Moderate hemophilia B Leyden: identification by polymerase chain reaction, sequencing, and oligomer restriction

Am J Hematol. 1994 Jul;46(3):234-40. doi: 10.1002/ajh.2830460314.


Hemophilia B Leyden is a rare form of congenital factor IX deficiency which is characterized by severe factor IX deficiency at birth, which ameliorates after puberty. It is caused by mutations in the factor IX gene promoter region and the postpubertal amelioration is thought to be mediated by the action of testosterone on an androgen response element located in the promoter region. Three kindreds have been previously reported with a milder form of hemophilia B Leyden, associated with a guanine to adenine transition at nucleotide position -6 of the promoter region. We now report a fourth kindred with this mutation. The proband was a newborn with a factor IX level of 2.5%, his 12-year-old half-brother had a level of 28%, and his mother's 56-year-old maternal cousin had a level of 60%. A G to A transition at nucleotide -6 of the promoter region was demonstrated by cloning and sequencing polymerase chain reaction products from the half brother, and the mother was demonstrated to be a carrier. The mutation eliminates a TaqI restriction endonuclease site normally present in the wild type promoter, and the mother's cousin was demonstrated to carry the mutation by the absence of digestion with TaqI. The identification of hemophilia B Leyden with this specific mutation has practical importance to the clinical management because of its unique natural history and significantly better prognosis than classical hemophilia B.

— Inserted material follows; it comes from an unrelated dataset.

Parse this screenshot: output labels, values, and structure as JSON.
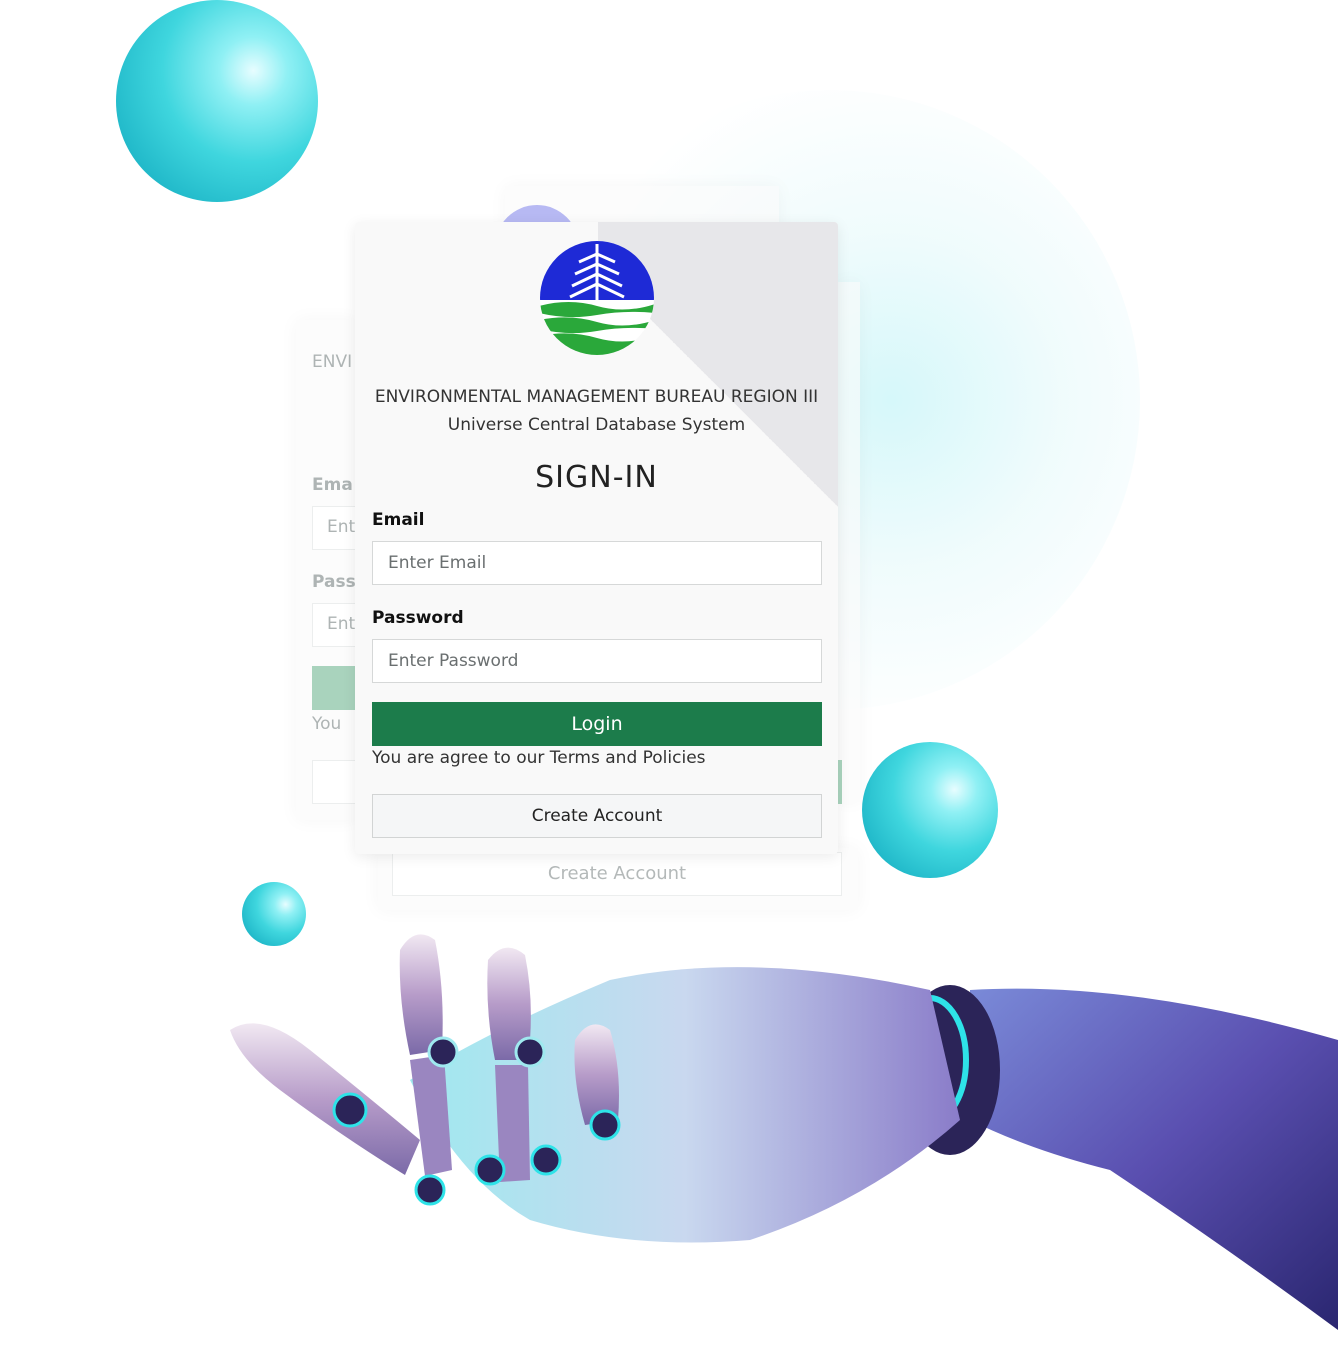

Publication types

  • Case Reports
  • Research Support, U.S. Gov't, P.H.S.

MeSH terms

  • Base Sequence
  • Child
  • Factor IX / genetics*
  • Female
  • Humans
  • Infant
  • Infant, Newborn
  • Male
  • Middle Aged
  • Molecular Sequence Data
  • Point Mutation
  • Polymerase Chain Reaction
  • Restriction Mapping


  • factor IX Leyden
  • Factor IX